*Element data from apps and pages*:
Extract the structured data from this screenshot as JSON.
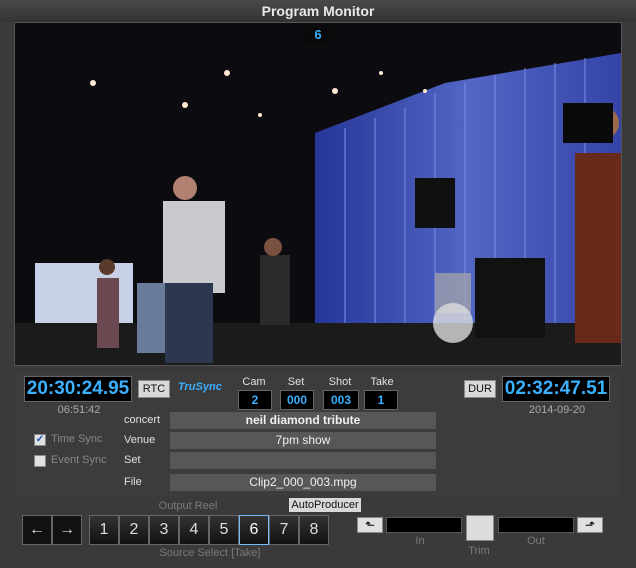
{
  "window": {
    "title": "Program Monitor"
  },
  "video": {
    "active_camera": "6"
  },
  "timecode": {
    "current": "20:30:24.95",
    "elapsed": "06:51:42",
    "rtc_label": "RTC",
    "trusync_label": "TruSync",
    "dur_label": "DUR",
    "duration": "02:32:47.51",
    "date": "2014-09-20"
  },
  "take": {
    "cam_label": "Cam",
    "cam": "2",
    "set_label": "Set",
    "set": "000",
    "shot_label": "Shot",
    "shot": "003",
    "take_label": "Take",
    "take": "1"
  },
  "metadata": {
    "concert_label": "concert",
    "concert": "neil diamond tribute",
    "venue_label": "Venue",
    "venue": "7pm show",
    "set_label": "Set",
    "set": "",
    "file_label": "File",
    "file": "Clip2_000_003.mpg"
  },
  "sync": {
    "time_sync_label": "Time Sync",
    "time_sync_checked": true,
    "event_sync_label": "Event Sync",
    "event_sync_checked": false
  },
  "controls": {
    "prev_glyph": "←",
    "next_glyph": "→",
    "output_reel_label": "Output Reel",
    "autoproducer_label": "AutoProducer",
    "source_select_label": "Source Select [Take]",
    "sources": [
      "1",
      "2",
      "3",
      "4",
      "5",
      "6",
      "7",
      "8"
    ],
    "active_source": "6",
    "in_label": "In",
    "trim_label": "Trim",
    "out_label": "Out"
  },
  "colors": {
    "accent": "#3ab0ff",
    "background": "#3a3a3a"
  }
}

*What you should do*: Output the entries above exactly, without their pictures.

*Result of this task*:
Extract the structured data from this screenshot as JSON.
{
  "window": {
    "title": "Program Monitor"
  },
  "video": {
    "active_camera": "6"
  },
  "timecode": {
    "current": "20:30:24.95",
    "elapsed": "06:51:42",
    "rtc_label": "RTC",
    "trusync_label": "TruSync",
    "dur_label": "DUR",
    "duration": "02:32:47.51",
    "date": "2014-09-20"
  },
  "take": {
    "cam_label": "Cam",
    "cam": "2",
    "set_label": "Set",
    "set": "000",
    "shot_label": "Shot",
    "shot": "003",
    "take_label": "Take",
    "take": "1"
  },
  "metadata": {
    "concert_label": "concert",
    "concert": "neil diamond tribute",
    "venue_label": "Venue",
    "venue": "7pm show",
    "set_label": "Set",
    "set": "",
    "file_label": "File",
    "file": "Clip2_000_003.mpg"
  },
  "sync": {
    "time_sync_label": "Time Sync",
    "time_sync_checked": true,
    "event_sync_label": "Event Sync",
    "event_sync_checked": false
  },
  "controls": {
    "prev_glyph": "←",
    "next_glyph": "→",
    "output_reel_label": "Output Reel",
    "autoproducer_label": "AutoProducer",
    "source_select_label": "Source Select [Take]",
    "sources": [
      "1",
      "2",
      "3",
      "4",
      "5",
      "6",
      "7",
      "8"
    ],
    "active_source": "6",
    "in_label": "In",
    "trim_label": "Trim",
    "out_label": "Out"
  },
  "colors": {
    "accent": "#3ab0ff",
    "background": "#3a3a3a"
  }
}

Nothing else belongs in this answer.